Few ancient books are as well known nowadays as Sun Tzu’s The Art of War, a 6th century Chinese text on armed combat. It’s surprisingly relevant even today, since the nature of conflict hasn’t changed all that much in 2500 years. Given fantasy roleplaying’s origins in wargaming, it’s not hard to apply this ancient wisdom to both playing D&D and the art of Dungeon Mastering.

I don’t intend here to bend the meaning of The Art of War to fit the game, as I’ve seen done in the past - D&D isn’t 100% true to life, so not all of it applies. What I’ll do is to take some important sections and explain how that can be applied to your gameplay.

Part 1: Laying Plans

All warfare is based on deception. Hence, when able to attack, we must seem unable; when using our forces, we must seem inactive; when we are near, we must make the enemy believe we are far away; when far away, we must make him believe we are near. Hold out baits to entice the enemy; feign disorder and crush him.

D&D characters often win by sheer combined strength, but according to Sun Tzu, this is not enough. In order to gain advantage over your enemy you must deceive him into making poor choices. Stealth can fool the enemy into assuming he is safe from an attack, and approaching in magical disguise may have him underestimate or overestimate your strength or misjudge your motive. Spreading misinformation about yourself may fool a villain about your intents or capabilities.

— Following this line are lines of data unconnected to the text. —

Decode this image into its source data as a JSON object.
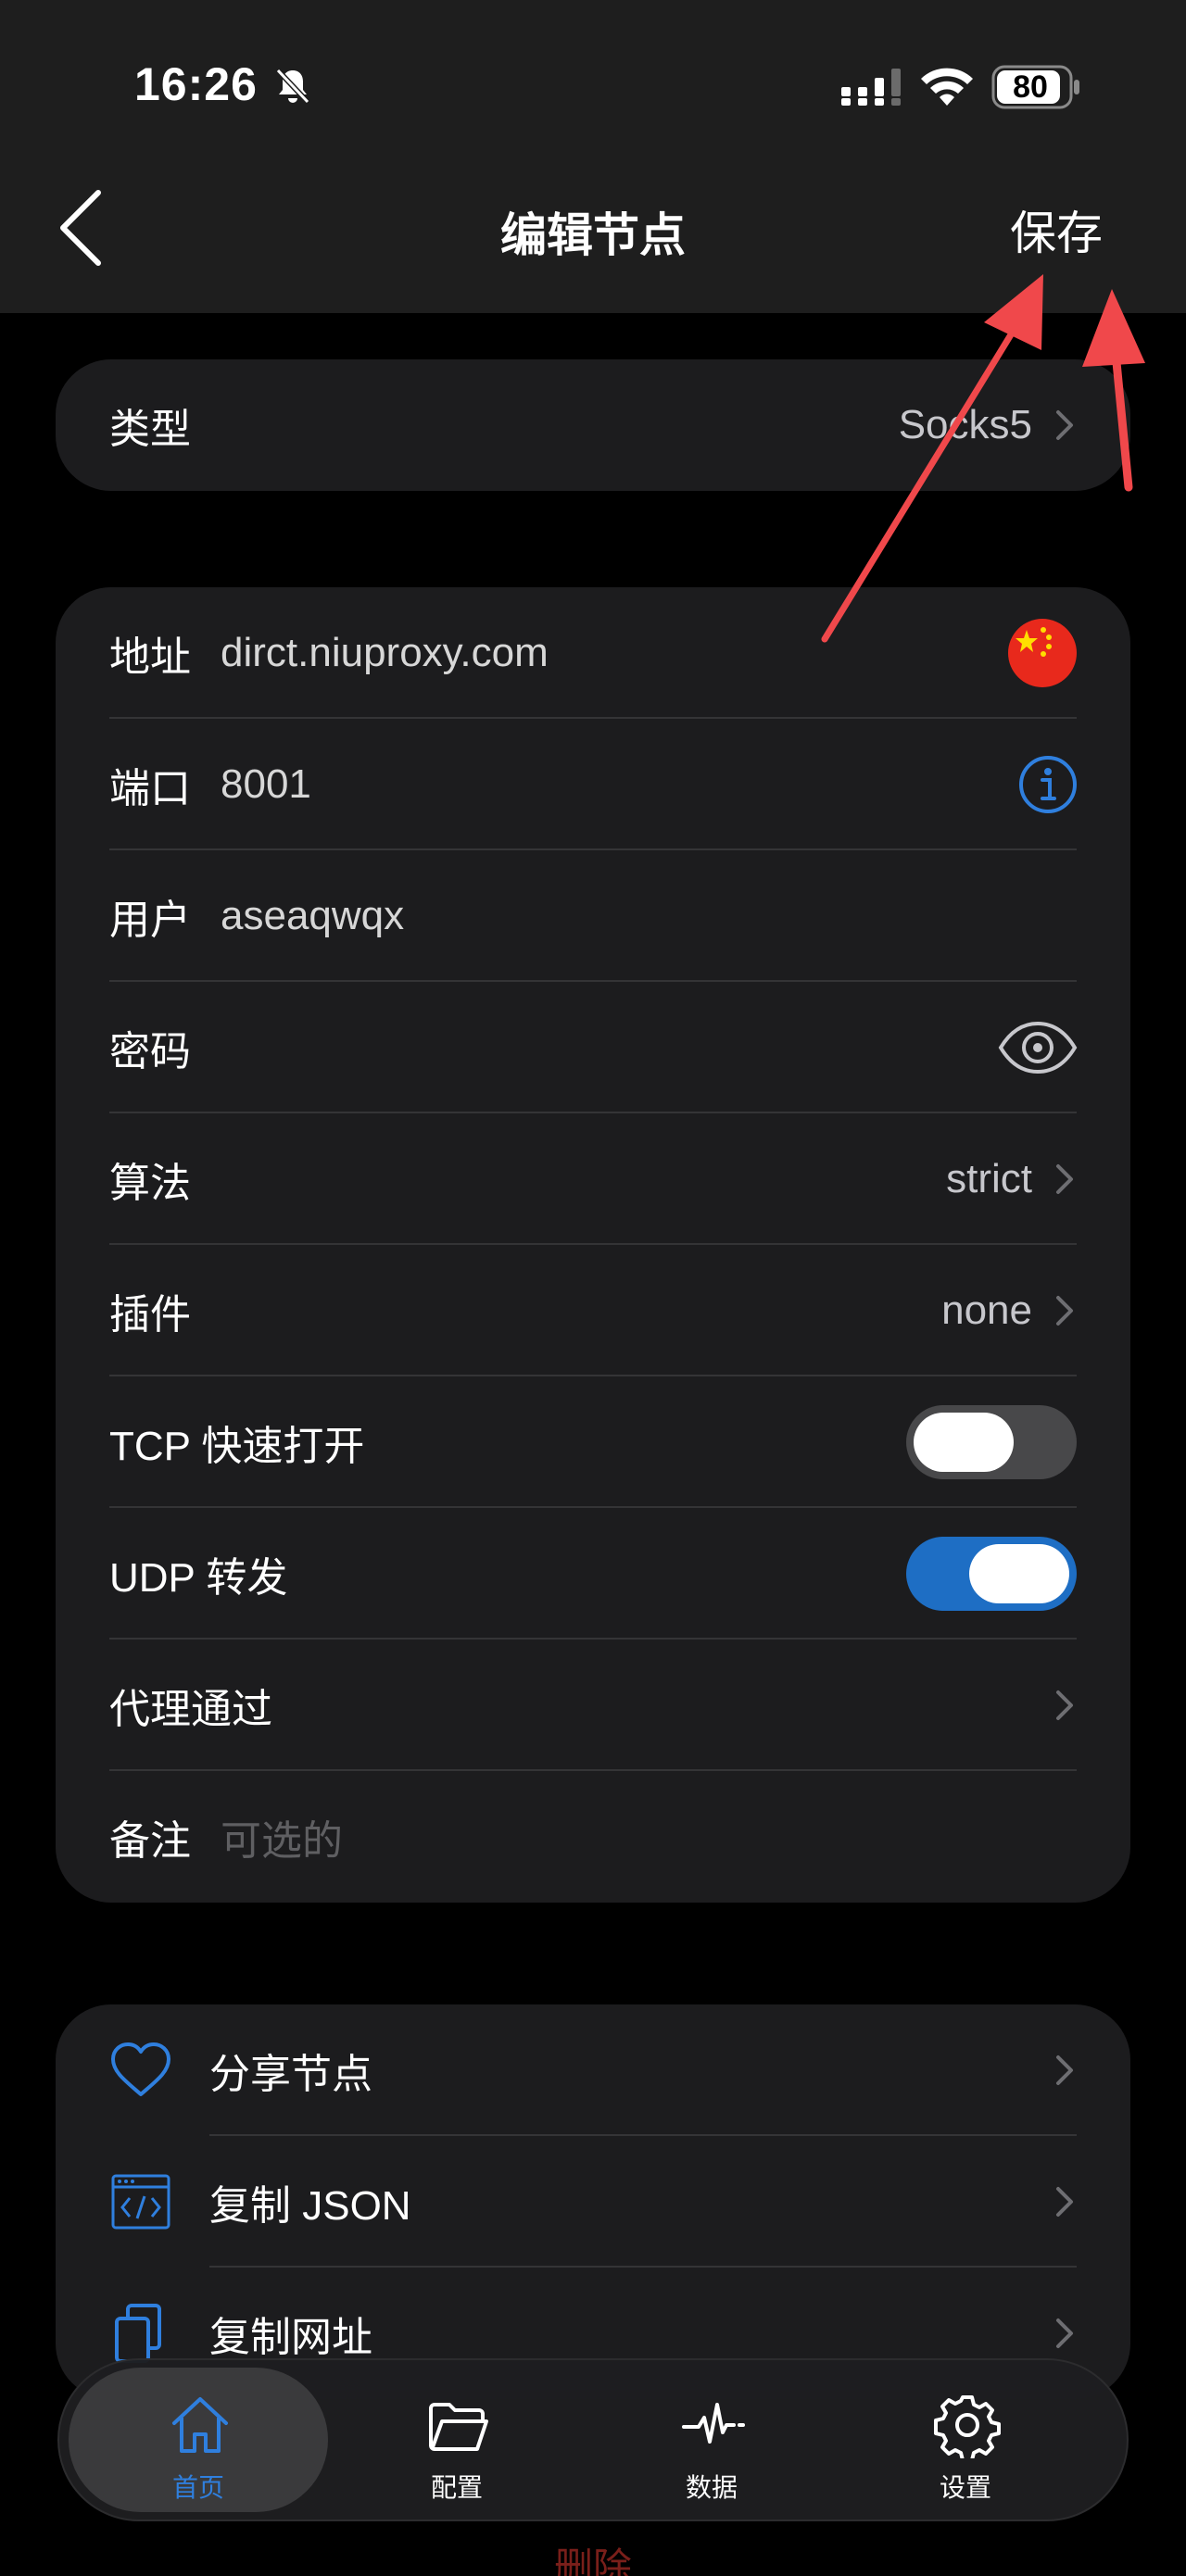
{
  "status": {
    "time": "16:26",
    "battery": "80"
  },
  "nav": {
    "title": "编辑节点",
    "save": "保存"
  },
  "type_row": {
    "label": "类型",
    "value": "Socks5"
  },
  "form": {
    "address": {
      "label": "地址",
      "value": "dirct.niuproxy.com"
    },
    "port": {
      "label": "端口",
      "value": "8001"
    },
    "user": {
      "label": "用户",
      "value": "aseaqwqx"
    },
    "password": {
      "label": "密码"
    },
    "algorithm": {
      "label": "算法",
      "value": "strict"
    },
    "plugin": {
      "label": "插件",
      "value": "none"
    },
    "tcp_fast_open": {
      "label": "TCP 快速打开",
      "on": false
    },
    "udp_relay": {
      "label": "UDP 转发",
      "on": true
    },
    "proxy_via": {
      "label": "代理通过"
    },
    "note": {
      "label": "备注",
      "placeholder": "可选的"
    }
  },
  "actions": [
    {
      "label": "分享节点",
      "icon": "heart-icon"
    },
    {
      "label": "复制 JSON",
      "icon": "code-icon"
    },
    {
      "label": "复制网址",
      "icon": "copy-icon"
    }
  ],
  "delete_label": "删除",
  "tabs": [
    {
      "label": "首页",
      "icon": "home-icon",
      "active": true
    },
    {
      "label": "配置",
      "icon": "folder-icon",
      "active": false
    },
    {
      "label": "数据",
      "icon": "pulse-icon",
      "active": false
    },
    {
      "label": "设置",
      "icon": "gear-icon",
      "active": false
    }
  ],
  "colors": {
    "accent": "#2f7fde",
    "toggle_on": "#1e6ec4",
    "annotation": "#f0484b",
    "card": "#1c1c1e"
  }
}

The effectiveness of rouses like these are limited by the Dungeon Master’s judgement, since your opponents’ tactics are not limited by game rules. However, a good Dungeon Master should appreciate your tactic if you describe it up front. For example, “I’ll use an illusion spell to disguise us all as orc raiders. I’m hoping the evil wizard will underestimate us and only use his weak spells at first, and by the time he realises we’re powerful adventurers it’ll be too late.”

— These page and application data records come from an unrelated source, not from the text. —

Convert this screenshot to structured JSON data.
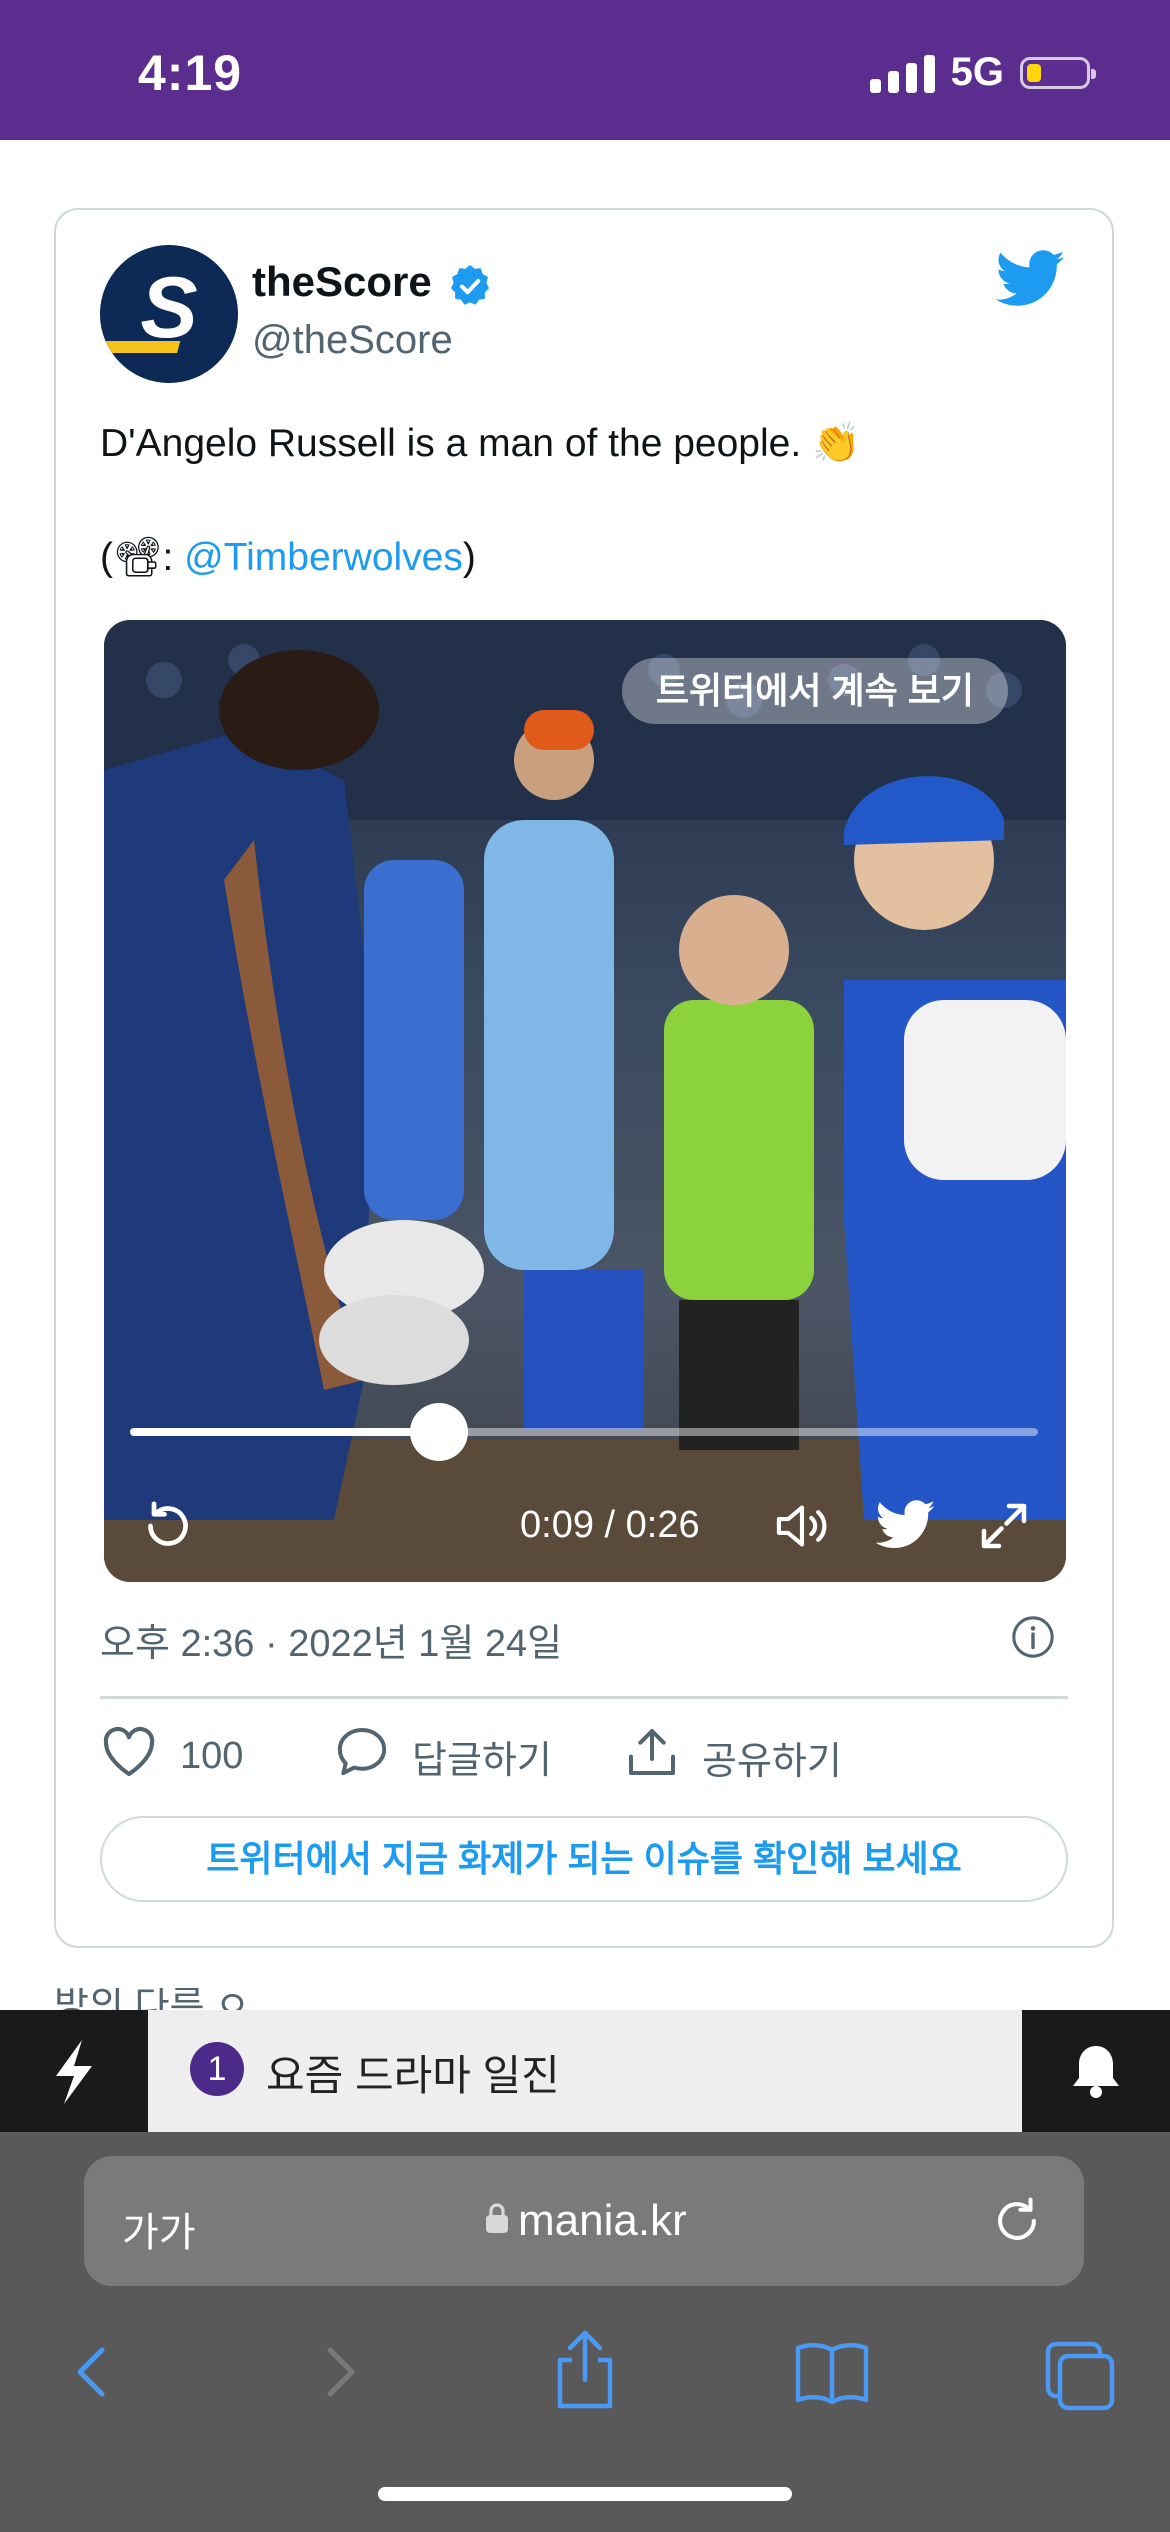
{
  "status_bar": {
    "time": "4:19",
    "network": "5G",
    "background": "#5b2d8f"
  },
  "tweet": {
    "display_name": "theScore",
    "handle": "@theScore",
    "text_line1": "D'Angelo Russell is a man of the people. 👏",
    "text_line2_prefix": "(📽: ",
    "mention": "@Timberwolves",
    "text_line2_suffix": ")",
    "continue_label": "트위터에서 계속 보기",
    "video_time": "0:09 / 0:26",
    "progress": 0.34,
    "timestamp": "오후 2:36 · 2022년 1월 24일",
    "likes": "100",
    "reply_label": "답글하기",
    "share_label": "공유하기",
    "cta_label": "트위터에서 지금 화제가 되는 이슈를 확인해 보세요",
    "accent": "#1d9bf0",
    "icons": [
      "verified-badge-icon",
      "twitter-bird-icon",
      "replay-icon",
      "volume-icon",
      "fullscreen-icon",
      "info-icon",
      "heart-icon",
      "reply-bubble-icon",
      "share-icon"
    ]
  },
  "peek_text": "방의 다른 ㅇ",
  "trending": {
    "rank": "1",
    "label": "요즘 드라마 일진",
    "icons": [
      "lightning-icon",
      "bell-icon"
    ]
  },
  "browser": {
    "aa_label": "가가",
    "url": "mania.kr",
    "icons": [
      "lock-icon",
      "reload-icon",
      "back-icon",
      "forward-icon",
      "share-icon",
      "bookmarks-icon",
      "tabs-icon"
    ]
  }
}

Now the general who wins a battle makes many calculations in his temple ere the battle is fought. The general who loses a battle makes but few calculations beforehand. Thus do many calculations lead to victory, and few calculations to defeat. How much more no calculation at all! It is by attention to this point that I can forsee who is likely to win or lose.

Preparedness is key: fight smarter, not harder! As a player, I never take on any adventure before considering tactics in advance. What enemies are you fighting, and in what circumstances? If you’re a spellcaster, what will you need to fight the enemies you expect to face? If you’re a fighter, what equipment do you need to stock up on? If the monsters lose it’s because they’re not prepared for your arrival or the abilities you’ll bring to bear. If you lose, it’s because you were overconfident and didn’t plan ahead yourself.

This relates to perhaps the most famous Sun Tzu quote, which states that in order to avoid failure, you must know your enemy and know yourself. Knowing too much about your opponents in D&D can be considered metagaming (at worst, cheating), but failing to understand your character’s strengths and limits is a fatal flaw. Whether by divinations or guesswork, your adventuring group should find out as much as possible about their mission before they undertake it, and rather than simply relying on brute strength, make preparations to gain the upper hand.

Part 2 next week

I’ll update periodically by examining how the other twelve chapters of The Art of War can help you improve your game. Until then, you can subscribe to this blog via the RSS feed, the Livejournal feed, or if like me you prefer the old-fashioned method, simply bookmark the front page.